|US8262667 *||Feb 25, 2008||Sep 11, 2012||Holmed Corporation||Multi-diameter implant forceps|
|U.S. Classification||219/227, 606/100, 219/230, 219/221|
|International Classification||A61F2/46, A61F2/36, A61F2/00|
|Cooperative Classification||A61F2220/0033, A61F2002/30332, A61F2002/465, A61F2/4637, A61F2002/30604, A61F2002/365, A61F2002/4641, A61F2002/4681, A61F2002/3611|
|Jan 24, 1992||AS||Assignment|
Owner name: VIRGINIA MASON CLINIC, WASHINGTON
Free format text: ASSIGNMENT OF ASSIGNORS INTEREST.;ASSIGNORS:SEIBOLD, HORST R.;ROBINSON, RAYMOND P.;REEL/FRAME:005984/0676;SIGNING DATES FROM 19911219 TO 19920117
|Jul 5, 1994||CC||Certificate of correction|
|Jul 1, 1997||REMI||Maintenance fee reminder mailed|
|Oct 3, 1997||FPAY||Fee payment|
Year of fee payment: 4
|Oct 3, 1997||SULP||Surcharge for late payment|
|Jun 19, 2001||REMI||Maintenance fee reminder mailed|
|Nov 23, 2001||LAPS||Lapse for failure to pay maintenance fees|

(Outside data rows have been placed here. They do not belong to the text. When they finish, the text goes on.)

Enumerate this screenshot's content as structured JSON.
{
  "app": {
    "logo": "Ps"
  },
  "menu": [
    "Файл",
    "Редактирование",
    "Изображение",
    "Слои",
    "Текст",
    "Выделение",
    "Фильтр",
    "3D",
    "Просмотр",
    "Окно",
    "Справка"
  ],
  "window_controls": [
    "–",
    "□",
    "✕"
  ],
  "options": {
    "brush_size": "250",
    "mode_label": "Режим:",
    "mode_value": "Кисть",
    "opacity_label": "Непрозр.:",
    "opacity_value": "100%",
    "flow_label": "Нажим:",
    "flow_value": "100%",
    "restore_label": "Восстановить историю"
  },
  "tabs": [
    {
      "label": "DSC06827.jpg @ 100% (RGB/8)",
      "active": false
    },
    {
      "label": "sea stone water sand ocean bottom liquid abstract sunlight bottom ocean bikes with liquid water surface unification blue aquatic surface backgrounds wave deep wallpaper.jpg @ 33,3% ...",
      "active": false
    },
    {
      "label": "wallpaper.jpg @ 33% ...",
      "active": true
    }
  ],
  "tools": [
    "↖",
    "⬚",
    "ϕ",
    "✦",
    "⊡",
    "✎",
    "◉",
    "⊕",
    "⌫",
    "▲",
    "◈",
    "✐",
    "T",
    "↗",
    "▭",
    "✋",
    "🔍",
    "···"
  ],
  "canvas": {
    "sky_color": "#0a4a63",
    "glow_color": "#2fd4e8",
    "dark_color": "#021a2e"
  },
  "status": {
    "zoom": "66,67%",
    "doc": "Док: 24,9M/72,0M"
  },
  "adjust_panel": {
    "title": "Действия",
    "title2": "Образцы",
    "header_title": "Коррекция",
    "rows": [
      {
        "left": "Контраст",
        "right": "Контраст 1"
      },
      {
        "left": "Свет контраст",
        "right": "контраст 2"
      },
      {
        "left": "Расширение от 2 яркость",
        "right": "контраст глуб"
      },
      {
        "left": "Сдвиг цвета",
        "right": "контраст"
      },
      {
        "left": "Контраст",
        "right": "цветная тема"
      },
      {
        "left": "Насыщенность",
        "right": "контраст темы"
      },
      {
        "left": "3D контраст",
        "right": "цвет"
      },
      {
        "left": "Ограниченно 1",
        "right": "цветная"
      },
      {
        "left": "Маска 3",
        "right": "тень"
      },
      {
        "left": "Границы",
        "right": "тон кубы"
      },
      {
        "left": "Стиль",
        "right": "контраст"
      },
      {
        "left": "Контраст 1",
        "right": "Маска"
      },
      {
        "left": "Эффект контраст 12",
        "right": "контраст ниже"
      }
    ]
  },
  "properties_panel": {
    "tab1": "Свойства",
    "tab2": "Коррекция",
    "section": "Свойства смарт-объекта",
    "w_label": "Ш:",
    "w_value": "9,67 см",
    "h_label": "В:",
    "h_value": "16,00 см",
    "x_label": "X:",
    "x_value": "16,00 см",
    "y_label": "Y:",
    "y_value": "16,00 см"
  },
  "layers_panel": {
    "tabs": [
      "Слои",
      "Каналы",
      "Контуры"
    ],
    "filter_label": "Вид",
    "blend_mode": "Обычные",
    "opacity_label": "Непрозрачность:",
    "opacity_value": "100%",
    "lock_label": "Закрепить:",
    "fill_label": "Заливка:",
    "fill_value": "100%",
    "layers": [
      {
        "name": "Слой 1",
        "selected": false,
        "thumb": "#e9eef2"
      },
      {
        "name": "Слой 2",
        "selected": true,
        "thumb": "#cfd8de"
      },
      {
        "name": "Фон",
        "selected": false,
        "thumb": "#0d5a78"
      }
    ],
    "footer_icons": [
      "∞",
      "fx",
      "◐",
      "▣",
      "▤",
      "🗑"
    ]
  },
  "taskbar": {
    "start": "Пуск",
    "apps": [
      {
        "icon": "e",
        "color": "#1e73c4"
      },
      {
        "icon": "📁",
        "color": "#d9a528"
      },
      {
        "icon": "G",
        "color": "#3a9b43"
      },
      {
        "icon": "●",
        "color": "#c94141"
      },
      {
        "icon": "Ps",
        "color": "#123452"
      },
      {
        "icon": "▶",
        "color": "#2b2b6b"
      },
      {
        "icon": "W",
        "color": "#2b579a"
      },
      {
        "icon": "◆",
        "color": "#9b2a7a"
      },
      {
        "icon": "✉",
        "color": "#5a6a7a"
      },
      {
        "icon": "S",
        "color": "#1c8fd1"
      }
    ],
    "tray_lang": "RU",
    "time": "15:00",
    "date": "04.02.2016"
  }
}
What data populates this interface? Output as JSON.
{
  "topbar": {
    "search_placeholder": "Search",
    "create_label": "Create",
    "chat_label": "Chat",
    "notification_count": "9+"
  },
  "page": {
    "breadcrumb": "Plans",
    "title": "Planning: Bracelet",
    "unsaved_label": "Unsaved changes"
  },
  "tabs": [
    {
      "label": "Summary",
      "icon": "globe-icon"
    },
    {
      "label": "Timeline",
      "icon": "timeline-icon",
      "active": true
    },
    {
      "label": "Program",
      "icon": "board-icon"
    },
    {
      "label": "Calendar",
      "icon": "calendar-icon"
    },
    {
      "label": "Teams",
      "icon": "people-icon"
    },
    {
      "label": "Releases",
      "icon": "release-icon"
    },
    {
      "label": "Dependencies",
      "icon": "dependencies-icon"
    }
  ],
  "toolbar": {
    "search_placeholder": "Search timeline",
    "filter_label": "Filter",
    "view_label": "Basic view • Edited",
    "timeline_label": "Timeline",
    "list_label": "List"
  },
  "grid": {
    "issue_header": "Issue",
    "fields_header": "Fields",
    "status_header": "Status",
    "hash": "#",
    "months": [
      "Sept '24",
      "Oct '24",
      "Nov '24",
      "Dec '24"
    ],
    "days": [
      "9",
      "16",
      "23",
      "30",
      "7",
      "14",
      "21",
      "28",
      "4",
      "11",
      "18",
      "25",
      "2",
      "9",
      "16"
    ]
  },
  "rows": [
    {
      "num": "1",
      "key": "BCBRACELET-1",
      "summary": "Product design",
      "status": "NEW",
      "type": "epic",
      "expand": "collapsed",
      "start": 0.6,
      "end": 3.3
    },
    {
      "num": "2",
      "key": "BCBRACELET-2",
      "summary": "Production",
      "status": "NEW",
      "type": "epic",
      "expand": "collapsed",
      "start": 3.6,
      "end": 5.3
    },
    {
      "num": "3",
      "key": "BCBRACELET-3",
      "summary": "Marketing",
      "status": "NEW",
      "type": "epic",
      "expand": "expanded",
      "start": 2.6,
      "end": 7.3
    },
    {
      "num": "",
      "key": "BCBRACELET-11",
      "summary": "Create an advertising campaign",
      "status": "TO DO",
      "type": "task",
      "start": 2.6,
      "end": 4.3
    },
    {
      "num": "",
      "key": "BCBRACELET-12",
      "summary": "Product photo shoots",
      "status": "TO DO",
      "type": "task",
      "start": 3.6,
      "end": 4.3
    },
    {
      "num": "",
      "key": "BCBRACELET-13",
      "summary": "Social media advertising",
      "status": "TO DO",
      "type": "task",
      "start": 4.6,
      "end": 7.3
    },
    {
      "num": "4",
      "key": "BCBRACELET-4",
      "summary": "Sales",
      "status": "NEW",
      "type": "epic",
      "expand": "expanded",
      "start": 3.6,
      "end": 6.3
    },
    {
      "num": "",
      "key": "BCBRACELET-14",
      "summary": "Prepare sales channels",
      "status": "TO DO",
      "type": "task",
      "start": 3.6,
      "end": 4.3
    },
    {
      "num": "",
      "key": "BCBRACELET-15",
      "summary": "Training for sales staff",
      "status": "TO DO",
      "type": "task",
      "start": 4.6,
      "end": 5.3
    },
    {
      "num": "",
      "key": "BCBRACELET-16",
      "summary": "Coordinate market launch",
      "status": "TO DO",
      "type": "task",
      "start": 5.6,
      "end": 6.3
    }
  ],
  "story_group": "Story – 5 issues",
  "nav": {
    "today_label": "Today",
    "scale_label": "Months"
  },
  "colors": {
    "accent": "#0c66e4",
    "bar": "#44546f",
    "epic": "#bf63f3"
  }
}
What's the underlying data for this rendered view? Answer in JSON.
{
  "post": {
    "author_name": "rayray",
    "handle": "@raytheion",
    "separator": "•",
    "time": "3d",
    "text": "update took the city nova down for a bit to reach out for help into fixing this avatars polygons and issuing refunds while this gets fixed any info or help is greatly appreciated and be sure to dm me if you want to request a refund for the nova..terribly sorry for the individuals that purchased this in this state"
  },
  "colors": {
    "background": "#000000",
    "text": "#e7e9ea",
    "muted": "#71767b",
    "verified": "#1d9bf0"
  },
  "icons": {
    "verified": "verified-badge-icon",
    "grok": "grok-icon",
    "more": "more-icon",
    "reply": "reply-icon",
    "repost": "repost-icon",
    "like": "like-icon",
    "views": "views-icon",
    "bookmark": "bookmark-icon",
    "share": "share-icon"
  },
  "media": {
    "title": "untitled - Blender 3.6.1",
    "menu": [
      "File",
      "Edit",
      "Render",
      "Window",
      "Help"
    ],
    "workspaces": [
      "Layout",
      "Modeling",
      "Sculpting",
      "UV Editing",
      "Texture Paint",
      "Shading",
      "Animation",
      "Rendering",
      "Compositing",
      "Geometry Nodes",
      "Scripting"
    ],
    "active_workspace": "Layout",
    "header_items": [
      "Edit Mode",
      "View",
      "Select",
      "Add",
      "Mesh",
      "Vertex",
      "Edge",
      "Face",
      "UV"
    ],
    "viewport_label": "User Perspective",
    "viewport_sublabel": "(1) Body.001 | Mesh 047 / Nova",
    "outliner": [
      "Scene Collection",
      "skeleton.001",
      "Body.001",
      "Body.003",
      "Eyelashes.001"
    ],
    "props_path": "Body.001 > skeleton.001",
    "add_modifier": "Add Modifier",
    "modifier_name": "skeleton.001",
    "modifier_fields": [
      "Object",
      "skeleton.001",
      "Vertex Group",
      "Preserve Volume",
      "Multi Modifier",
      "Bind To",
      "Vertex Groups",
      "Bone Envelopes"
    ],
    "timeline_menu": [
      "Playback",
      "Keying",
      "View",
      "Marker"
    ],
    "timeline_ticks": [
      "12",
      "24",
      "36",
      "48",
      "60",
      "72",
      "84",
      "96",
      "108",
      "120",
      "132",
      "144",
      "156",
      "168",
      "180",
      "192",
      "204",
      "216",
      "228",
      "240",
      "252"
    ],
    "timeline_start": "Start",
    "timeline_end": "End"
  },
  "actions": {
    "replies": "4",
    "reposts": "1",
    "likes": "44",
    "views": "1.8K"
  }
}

|Jan 29, 2002||FP||Expired due to failure to pay maintenance fee|
Effective date: 20011123